Tech & Cyber Security Ransomware overview — on-line updates
Ransomware overview — on-line updates!
What is ransomware ?
Ransomware is computer malware that installs covertly on a victim’s computer, executes a cryptovirology attack that adversely affects it, and demands a ransom payment to restore it. Simple ransomware may lock the system in a way which is not difficult for a knowledgeable person to reverse, and display a message requesting payment to unlock it.
Upon compromising a computer, ransomware will typically either lock a user’s system or encrypt files on the computer and then demand payment before the system or files will be restored.
More advanced malware encrypts the victim’s files, making them inaccessible, and demands a ransom payment to decrypt them. The ransomware may also encrypt the computer’s Master File Table (MFT) or the entire hard drive. Thus, ransomware is a denial-of-access attack that prevents computer users from accessing files since it is intractable to decrypt the files without the decryption key. Ransomware attacks are typically carried out using a Trojan that has a payload disguised as a legitimate file.
What does ransomware do?
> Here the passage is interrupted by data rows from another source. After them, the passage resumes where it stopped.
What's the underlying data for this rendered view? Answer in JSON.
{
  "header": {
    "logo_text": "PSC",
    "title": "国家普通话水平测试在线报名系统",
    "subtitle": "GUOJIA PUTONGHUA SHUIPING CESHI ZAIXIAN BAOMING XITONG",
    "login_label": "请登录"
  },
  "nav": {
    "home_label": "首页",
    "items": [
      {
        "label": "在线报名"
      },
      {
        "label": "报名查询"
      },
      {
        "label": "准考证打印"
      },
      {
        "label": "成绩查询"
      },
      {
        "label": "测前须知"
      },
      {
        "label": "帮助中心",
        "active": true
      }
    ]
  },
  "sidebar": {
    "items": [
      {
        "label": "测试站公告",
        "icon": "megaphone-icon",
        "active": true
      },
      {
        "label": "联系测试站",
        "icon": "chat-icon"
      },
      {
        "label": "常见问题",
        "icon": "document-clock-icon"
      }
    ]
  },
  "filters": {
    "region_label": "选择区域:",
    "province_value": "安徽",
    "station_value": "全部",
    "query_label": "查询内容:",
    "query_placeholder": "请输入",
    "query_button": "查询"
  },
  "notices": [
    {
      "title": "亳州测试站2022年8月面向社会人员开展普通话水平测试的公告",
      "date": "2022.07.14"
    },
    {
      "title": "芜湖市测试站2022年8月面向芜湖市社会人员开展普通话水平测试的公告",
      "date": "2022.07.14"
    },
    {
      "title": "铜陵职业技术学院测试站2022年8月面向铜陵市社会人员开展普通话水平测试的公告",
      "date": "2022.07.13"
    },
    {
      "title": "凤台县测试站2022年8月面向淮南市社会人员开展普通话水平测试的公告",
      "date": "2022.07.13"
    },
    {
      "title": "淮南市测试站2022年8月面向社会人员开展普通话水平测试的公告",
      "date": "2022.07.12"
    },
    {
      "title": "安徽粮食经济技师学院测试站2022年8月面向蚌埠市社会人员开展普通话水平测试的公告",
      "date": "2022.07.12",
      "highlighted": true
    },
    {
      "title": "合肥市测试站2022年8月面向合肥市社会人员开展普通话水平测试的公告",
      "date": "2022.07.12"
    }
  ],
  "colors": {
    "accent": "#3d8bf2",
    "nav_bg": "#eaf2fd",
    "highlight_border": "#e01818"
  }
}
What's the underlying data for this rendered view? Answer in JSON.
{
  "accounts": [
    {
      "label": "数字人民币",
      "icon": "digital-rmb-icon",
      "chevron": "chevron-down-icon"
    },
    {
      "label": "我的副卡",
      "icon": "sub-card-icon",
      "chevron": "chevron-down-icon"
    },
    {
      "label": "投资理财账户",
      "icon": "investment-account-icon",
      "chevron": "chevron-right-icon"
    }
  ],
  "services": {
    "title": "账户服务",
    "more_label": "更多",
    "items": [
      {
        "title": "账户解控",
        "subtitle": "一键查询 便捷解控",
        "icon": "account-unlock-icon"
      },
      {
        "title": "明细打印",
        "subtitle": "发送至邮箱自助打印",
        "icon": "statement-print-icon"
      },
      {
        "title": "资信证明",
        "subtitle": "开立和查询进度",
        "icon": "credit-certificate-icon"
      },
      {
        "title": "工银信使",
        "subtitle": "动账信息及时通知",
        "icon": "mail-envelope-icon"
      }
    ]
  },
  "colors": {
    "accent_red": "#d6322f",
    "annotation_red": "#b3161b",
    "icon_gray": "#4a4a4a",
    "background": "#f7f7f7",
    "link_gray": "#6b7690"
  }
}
There are different types of ransomware. However, all of them will prevent you from using your PC normally, and they will all ask you to do something before you can use your PC.
They can target any PC users, whether it’s a home computer, endpoints in an enterprise network, or servers used by a government agency or healthcare provider.
- Prevent you from accessing Windows.
- Encrypt files so you can’t use them.
- Stop certain apps from running (like your web browser).
Ransomware will demand that you pay money (a “ransom”) to get access to your PC or files. We have also seen them make you complete surveys.
There is no guarantee that paying the fine or doing what the ransomware tells you will give access to your PC or files again.
Big news — No-More-Ransom project 2016
The “No-More-Ransom” project has just started, but we are continuously working with other security companies and law enforcement agencies to identify as many keys as possible, for as many variants as possible. If you have some information that you think can help, please share it with us.
Law enforcement and IT Security companies have joined forces to disrupt cybercriminal businesses with ransomware connections.
The “No-More-Ransom” website is an initiative by the National High Tech Crime Unit of the Netherlands’ police, Europol’s European Cybercrime Centre and two cyber security companies — Kaspersky Lab and Intel Security — with the goal to help victims of ransomware retrieve their encrypted data without having to pay the criminals.
Since it is much easier to avoid the threat than to fight against it once the system is affected, the project also aims to educate users about how ransomware works and what countermeasures can be taken to effectively prevent infection. The more parties supporting this project the better the results can be. This initiative is open to other public and private parties.
On-line ransomware updates -link
*The general advice is not to pay the ransom. By sending your money to cybercriminals you’ll only confirm that ransomware works,
and there’s no guarantee you’ll get the decryption key you need in return.
Good luck and stay safe!